___ Provided data ___

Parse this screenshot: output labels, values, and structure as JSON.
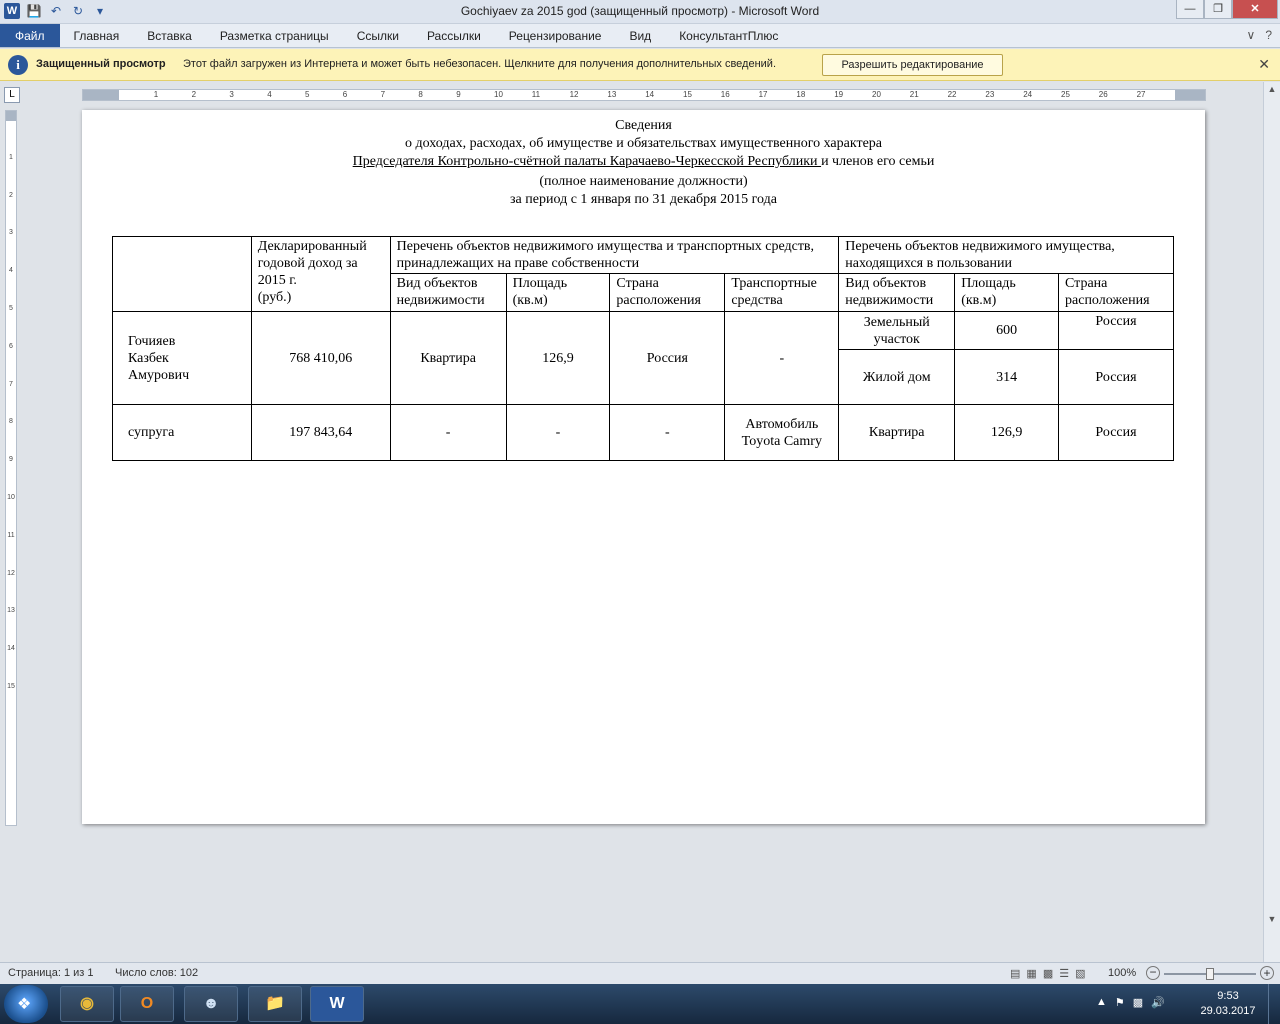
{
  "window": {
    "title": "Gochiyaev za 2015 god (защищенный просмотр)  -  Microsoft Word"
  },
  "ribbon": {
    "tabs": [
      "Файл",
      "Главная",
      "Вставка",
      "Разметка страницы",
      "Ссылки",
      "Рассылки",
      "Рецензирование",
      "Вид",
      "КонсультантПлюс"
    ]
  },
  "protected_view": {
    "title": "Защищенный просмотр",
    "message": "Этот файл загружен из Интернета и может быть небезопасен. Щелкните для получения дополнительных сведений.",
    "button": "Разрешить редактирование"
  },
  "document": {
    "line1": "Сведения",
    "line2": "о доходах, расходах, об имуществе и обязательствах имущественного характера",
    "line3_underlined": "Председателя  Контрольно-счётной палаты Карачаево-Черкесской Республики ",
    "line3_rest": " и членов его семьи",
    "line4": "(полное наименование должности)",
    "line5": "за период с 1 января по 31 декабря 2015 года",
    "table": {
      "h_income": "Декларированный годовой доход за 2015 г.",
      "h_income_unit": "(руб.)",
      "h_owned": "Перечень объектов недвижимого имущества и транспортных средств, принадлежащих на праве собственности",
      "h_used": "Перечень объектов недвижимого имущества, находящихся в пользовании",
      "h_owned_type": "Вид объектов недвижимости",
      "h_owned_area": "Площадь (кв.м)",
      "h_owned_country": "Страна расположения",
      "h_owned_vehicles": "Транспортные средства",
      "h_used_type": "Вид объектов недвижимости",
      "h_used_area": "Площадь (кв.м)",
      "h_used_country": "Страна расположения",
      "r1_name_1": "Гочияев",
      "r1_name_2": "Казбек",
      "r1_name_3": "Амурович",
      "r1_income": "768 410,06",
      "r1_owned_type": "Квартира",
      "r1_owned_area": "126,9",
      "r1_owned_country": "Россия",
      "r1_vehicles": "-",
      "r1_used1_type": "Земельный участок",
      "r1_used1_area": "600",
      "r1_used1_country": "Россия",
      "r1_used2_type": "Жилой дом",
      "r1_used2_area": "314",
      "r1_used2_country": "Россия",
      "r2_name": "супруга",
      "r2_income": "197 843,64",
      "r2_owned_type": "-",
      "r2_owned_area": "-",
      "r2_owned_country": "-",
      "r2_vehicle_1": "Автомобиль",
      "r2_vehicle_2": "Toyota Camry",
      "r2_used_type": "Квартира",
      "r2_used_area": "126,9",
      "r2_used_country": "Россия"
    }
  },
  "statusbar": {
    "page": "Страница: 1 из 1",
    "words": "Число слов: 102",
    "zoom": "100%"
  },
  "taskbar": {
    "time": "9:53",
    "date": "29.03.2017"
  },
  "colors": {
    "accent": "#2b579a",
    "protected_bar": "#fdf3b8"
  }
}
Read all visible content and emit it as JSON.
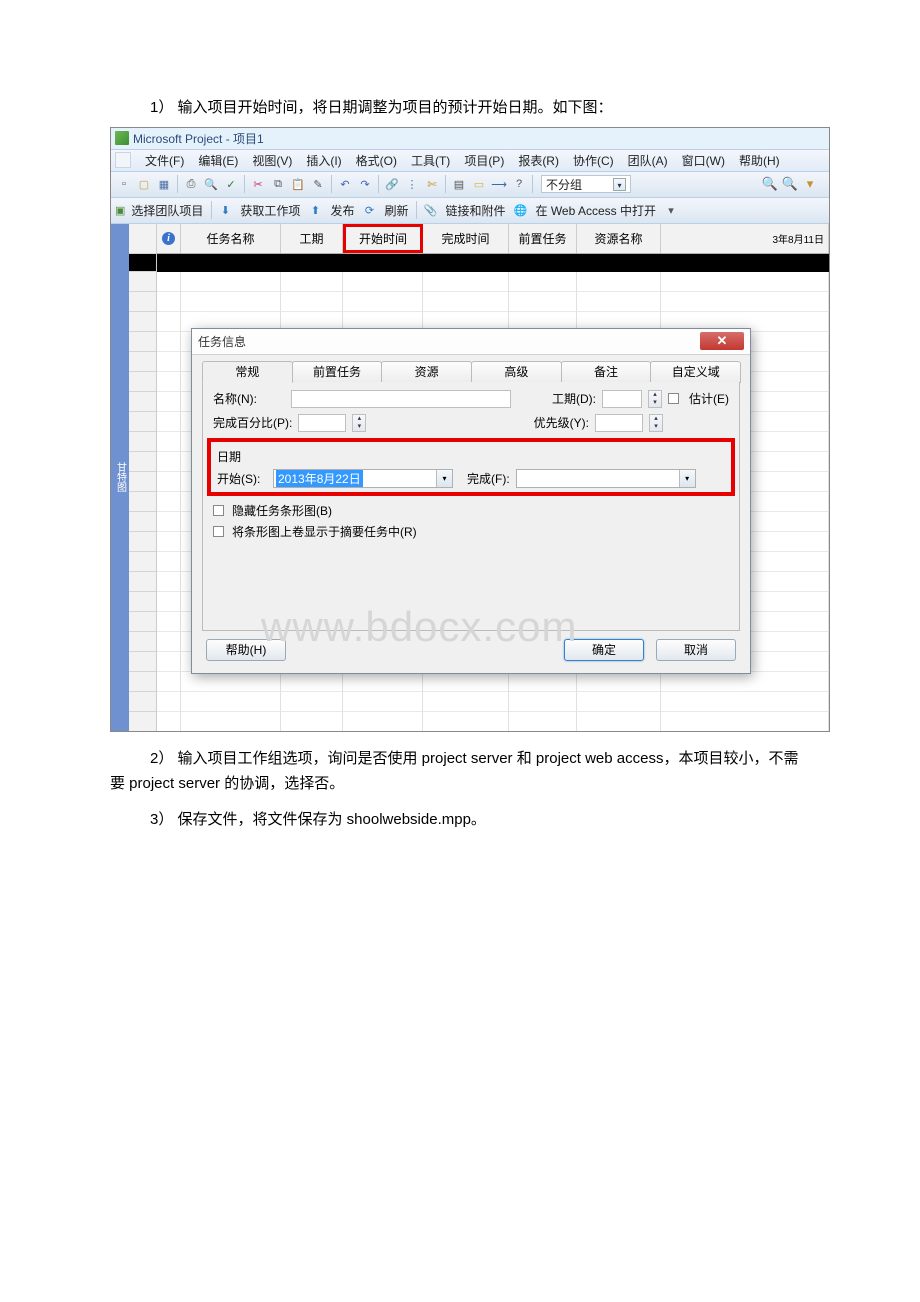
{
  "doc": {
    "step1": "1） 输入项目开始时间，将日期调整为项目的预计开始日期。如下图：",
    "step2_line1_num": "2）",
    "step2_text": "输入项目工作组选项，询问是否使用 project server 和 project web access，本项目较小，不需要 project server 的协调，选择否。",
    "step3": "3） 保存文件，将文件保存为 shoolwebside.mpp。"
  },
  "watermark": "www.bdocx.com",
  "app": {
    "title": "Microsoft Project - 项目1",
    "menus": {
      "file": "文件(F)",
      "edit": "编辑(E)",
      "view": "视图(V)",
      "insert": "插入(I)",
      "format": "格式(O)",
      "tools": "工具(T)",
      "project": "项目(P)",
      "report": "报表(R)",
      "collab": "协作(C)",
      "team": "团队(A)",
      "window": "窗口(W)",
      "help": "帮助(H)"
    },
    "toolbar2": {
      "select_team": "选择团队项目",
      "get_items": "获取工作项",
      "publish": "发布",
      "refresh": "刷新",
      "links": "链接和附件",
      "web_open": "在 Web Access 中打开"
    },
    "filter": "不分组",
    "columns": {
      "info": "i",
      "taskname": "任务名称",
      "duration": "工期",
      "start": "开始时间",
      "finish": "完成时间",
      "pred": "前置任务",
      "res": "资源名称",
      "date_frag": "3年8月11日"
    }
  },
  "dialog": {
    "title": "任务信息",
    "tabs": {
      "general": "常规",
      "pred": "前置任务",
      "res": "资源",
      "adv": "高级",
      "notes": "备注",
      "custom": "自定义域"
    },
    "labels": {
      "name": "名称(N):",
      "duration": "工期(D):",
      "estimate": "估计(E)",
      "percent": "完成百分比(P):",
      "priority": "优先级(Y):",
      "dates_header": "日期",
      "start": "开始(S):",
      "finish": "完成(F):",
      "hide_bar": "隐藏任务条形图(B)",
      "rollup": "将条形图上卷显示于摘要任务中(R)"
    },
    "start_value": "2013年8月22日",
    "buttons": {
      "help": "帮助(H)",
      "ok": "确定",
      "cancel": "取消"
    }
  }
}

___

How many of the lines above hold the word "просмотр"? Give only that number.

2